Jump to content

Button Box TAM reeds


MollieS
 Share

Recommended Posts

Is anyone here familiar with the hand-finished (tipo a mano ) reeds offered as an option by the Button Box? I’ve been told they make low notes more responsive, e.g. for a baritone, and also add an “edge” to the tone. I’m wanting to know what actually is the difference in tone between the TAM reeds and the BB’s standard reeds.

Thanks.

Link to comment
Share on other sites

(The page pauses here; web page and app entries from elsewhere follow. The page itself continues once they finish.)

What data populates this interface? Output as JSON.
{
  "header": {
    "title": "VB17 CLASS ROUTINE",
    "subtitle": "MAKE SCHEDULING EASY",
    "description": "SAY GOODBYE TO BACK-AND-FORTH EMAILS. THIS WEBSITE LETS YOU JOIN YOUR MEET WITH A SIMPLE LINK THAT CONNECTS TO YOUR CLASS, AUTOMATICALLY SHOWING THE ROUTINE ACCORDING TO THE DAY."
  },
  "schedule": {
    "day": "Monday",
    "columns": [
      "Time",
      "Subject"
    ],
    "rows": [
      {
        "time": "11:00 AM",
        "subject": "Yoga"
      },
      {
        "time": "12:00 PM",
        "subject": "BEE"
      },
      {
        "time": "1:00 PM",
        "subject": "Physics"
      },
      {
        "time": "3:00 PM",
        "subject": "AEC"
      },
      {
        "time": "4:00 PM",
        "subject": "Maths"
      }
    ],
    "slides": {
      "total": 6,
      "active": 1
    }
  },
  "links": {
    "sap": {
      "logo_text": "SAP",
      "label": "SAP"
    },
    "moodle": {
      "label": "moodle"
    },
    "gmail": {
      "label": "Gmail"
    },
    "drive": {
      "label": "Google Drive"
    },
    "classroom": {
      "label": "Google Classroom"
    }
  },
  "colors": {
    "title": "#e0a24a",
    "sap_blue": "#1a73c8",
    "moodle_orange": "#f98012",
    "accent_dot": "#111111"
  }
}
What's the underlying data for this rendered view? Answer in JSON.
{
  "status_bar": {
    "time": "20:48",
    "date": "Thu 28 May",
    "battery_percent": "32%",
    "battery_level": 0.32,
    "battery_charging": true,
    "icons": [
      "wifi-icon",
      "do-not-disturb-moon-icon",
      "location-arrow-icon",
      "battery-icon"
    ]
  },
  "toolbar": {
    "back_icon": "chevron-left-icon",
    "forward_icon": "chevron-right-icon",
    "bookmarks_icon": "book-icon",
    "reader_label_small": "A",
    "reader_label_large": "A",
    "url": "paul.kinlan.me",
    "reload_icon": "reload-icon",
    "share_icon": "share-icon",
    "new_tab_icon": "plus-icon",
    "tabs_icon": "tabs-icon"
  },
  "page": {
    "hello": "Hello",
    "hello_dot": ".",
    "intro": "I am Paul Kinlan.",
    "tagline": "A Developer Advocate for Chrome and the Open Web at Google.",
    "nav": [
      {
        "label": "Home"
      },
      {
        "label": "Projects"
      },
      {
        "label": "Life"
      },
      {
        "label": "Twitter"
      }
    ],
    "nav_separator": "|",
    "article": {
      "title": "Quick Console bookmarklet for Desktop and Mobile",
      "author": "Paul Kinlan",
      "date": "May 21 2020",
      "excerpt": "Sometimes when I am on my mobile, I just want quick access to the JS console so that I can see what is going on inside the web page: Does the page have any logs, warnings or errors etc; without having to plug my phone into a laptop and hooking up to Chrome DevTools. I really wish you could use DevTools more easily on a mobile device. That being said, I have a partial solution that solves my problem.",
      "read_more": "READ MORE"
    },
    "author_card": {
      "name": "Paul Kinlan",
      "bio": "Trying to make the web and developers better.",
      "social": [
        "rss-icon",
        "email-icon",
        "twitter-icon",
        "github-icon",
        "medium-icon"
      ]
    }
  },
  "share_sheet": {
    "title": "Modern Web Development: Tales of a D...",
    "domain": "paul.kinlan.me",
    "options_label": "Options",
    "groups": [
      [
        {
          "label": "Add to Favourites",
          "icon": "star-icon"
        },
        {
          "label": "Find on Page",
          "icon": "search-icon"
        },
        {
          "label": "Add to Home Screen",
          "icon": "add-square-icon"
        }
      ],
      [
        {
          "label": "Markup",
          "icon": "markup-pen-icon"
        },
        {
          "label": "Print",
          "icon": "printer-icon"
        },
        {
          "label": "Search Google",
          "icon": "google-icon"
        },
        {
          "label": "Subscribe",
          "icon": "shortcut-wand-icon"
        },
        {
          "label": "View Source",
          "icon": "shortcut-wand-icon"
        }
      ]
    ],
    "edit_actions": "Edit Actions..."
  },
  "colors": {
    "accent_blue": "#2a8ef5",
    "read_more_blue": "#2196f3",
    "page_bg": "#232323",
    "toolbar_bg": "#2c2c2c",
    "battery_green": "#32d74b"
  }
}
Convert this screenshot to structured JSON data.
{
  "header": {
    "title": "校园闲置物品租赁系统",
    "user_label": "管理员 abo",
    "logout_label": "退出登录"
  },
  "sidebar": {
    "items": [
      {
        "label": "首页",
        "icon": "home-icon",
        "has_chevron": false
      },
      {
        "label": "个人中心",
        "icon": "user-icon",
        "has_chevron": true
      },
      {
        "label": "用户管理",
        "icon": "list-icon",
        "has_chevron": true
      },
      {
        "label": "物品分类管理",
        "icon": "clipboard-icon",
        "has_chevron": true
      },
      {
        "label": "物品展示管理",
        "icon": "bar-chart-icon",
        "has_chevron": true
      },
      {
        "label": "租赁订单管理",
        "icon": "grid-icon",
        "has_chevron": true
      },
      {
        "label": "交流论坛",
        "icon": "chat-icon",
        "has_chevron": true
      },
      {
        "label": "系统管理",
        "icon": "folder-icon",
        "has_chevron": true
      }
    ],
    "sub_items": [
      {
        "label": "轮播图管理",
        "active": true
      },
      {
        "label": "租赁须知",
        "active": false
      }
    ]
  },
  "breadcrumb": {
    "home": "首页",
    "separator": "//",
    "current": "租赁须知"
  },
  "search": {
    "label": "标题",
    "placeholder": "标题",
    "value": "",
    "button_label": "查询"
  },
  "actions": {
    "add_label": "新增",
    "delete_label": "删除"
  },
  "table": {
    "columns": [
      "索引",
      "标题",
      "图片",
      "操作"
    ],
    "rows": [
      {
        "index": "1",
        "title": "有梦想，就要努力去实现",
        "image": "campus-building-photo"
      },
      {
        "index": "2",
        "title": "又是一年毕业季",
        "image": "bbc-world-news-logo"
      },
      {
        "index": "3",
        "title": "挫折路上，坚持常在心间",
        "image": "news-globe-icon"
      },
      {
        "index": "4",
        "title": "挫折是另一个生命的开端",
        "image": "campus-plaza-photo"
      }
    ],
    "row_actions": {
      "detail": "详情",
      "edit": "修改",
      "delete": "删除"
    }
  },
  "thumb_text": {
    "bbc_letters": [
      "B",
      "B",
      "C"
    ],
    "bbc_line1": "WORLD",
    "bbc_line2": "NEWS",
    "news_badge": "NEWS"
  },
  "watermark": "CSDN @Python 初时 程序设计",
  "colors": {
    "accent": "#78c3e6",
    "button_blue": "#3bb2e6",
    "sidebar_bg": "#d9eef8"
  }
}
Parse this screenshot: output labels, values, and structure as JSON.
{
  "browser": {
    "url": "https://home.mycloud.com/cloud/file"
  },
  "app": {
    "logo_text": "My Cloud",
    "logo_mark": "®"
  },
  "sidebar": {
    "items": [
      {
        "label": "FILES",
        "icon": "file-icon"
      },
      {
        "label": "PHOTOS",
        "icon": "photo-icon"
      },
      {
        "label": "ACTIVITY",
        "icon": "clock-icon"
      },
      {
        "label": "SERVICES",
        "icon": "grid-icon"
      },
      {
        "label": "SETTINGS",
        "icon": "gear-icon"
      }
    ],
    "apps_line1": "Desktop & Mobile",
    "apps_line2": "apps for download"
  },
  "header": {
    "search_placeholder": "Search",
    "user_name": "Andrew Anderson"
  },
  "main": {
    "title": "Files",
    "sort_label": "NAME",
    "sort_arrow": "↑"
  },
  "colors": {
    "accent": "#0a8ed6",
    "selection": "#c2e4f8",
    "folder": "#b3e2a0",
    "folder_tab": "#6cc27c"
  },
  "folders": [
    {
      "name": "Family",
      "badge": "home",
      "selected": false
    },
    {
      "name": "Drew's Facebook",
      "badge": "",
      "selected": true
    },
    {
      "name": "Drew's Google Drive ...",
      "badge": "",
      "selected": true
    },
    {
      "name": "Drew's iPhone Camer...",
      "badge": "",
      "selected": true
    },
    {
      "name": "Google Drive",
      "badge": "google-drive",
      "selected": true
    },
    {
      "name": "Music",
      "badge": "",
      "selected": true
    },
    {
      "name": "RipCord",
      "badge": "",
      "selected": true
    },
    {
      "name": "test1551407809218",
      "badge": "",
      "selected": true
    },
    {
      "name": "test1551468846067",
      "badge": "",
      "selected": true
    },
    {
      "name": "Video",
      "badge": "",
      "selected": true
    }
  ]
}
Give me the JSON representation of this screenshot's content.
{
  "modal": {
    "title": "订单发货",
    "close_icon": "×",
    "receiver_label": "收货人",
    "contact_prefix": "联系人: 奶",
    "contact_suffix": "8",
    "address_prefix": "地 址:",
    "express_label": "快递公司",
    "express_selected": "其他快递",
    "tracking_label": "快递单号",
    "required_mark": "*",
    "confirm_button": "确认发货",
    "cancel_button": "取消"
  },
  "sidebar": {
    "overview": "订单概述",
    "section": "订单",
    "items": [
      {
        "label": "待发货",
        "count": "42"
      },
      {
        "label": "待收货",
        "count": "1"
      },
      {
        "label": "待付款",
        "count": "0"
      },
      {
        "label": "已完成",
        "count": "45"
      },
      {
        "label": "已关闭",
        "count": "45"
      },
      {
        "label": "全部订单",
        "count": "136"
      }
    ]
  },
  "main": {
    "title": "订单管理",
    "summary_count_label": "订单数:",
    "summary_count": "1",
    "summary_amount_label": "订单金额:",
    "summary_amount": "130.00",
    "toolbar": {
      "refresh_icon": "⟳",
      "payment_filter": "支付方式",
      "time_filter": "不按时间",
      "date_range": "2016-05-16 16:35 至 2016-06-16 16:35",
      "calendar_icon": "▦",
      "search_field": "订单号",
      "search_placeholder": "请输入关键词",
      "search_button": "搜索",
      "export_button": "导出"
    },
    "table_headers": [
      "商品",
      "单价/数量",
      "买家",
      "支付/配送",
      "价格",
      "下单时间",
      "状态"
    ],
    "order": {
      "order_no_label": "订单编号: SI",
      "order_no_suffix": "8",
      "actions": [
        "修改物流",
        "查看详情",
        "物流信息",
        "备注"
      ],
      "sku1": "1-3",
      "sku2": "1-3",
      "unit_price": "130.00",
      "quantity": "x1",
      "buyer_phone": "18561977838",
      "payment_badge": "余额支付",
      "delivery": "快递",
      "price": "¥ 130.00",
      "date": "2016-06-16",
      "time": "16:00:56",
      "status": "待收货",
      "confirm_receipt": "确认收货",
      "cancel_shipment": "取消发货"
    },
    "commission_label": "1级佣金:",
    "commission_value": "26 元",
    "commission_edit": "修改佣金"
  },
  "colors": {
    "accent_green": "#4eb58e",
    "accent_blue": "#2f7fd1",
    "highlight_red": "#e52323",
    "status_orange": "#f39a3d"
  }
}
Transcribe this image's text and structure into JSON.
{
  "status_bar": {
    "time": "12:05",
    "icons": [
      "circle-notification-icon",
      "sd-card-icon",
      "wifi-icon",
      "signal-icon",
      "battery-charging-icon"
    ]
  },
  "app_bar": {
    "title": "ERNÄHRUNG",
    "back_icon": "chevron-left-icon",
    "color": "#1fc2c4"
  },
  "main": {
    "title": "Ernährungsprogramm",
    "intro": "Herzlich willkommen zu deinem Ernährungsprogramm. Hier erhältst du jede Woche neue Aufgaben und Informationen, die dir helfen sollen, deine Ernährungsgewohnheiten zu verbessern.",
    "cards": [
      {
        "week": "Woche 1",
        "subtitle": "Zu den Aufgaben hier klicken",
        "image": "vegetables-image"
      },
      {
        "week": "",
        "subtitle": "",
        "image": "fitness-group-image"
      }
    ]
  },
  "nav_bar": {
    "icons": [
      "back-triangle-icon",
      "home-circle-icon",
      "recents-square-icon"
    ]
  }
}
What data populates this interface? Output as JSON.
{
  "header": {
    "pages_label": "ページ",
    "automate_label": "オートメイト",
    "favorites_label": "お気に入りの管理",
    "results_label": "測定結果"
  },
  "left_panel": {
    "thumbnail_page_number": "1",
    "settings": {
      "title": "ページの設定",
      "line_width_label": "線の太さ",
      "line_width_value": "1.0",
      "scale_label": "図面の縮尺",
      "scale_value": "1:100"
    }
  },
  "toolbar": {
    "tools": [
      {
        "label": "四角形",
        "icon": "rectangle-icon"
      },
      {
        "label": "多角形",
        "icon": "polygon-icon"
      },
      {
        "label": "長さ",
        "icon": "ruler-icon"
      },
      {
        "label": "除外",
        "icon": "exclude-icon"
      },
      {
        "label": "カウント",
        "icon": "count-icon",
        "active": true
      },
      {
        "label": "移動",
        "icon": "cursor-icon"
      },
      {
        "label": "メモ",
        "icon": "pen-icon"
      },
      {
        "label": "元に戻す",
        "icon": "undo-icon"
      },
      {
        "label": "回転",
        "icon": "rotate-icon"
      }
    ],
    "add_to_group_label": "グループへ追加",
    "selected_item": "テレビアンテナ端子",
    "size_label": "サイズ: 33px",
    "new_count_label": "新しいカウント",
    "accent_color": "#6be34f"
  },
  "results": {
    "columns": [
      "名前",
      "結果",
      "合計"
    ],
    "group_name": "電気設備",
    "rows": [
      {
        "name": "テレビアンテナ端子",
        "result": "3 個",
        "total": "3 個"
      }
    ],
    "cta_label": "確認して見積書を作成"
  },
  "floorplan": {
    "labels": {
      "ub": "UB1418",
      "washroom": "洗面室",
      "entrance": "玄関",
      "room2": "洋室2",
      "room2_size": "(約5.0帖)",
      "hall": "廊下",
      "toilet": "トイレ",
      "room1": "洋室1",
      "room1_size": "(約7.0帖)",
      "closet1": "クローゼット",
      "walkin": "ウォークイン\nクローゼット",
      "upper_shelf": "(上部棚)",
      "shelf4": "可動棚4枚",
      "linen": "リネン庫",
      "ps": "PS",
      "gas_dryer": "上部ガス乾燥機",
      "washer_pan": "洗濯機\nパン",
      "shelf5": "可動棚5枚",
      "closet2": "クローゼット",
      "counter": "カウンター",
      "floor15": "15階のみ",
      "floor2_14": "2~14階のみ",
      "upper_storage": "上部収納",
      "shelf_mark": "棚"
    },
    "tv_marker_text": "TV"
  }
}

I can't speak about the particular reeds used by The Button Box, but I can give you some general idea of the differences.  Italian made accordion reeds have a confusing array of names for the different grades, and there are differences in the manufacturing process, especially in the amount of hand work versus automated work.  In recent years there has been great innovation by the makers to enable higher quality products by investing in better machine tools and automated processes.  At the same time the makers are finding it more difficult to recruit people with the skills to produce the traditional hand made reeds.   That's the background.  The key differences between quality grades of reed are: the clearance between the reed tongue and the reed plate, the lengthwise profile of the reed tongue, and the type of steel used.  Smaller clearance means less "wasted" air and so a better response at low pressure, higher maximum sound level, and lower air consumption.  As a very general approximation the lengthwise profile of higher quality reeds is thinner than in lower quality reeds, which also improves responsiveness.  Both these also tend to give higher quality reeds a brighter sound with more high harmonics.  The type of steel in all but the cheapest reeds is very much the same.

 

I've summarised and simplified things in this description.  If you want more details you can look at some of the reed makers websites – Cagnoni, VA, Artigiana are the main ones.

  • Like 2
Link to comment
Share on other sites

Personally I've never been a fan of "tipo a mano" (TAM) accordion reeds. I prefer the more vintage sound of ordinary "factory", or "macchina" ones, or the full-bodied tone and dynamic range of genuine "a mano" (handmade). Though the latter can cause problems if you try to put them into an instrument that isn't designed for them, because of their length.

Link to comment
Share on other sites

  • 4 weeks later...

Hello, might be posting a little late,,,

When I was ordering a Morse GD Anglo and thinking standard reeds, which I did like the sound of, Steve Freereeder (RIP) strongly recommended the TAM reeds for the low notes response rate.  I am happy that I did it.

The sound is of course great, but the response is remarkable in that the low notes play on very light air, even from dead still.

On the high notes, they sound very "real" concertina" like; like a vintage instrument (>>> biased beginner ear)

If still available, I would not hesitate.

Link to comment
Share on other sites

3 hours ago, Devils' Dream said:

Steve Freereeder (RIP) strongly recommended the TAM reeds for the low notes response rate.  I am happy that I did it.

The sound is of course great, but the response is remarkable in that the low notes play on very light air, even from dead still.

Interesting.  I have a Morse Beaumont with standard reeds.  The low note reeds respond quickly enough but they are loud and I was wandering about resetting the reeds lower to try to quieten them, but have not done so for fear of them losing their responsiveness.

 

 

 

Link to comment
Share on other sites

Join the conversation

You can post now and register later. If you have an account, sign in now to post with your account.

Guest
Reply to this topic...

×   Pasted as rich text.   Paste as plain text instead

  Only 75 emoji are allowed.

×   Your link has been automatically embedded.   Display as a link instead

×   Your previous content has been restored.   Clear editor

×   You cannot paste images directly. Upload or insert images from URL.

 Share

×
×
  • Create New...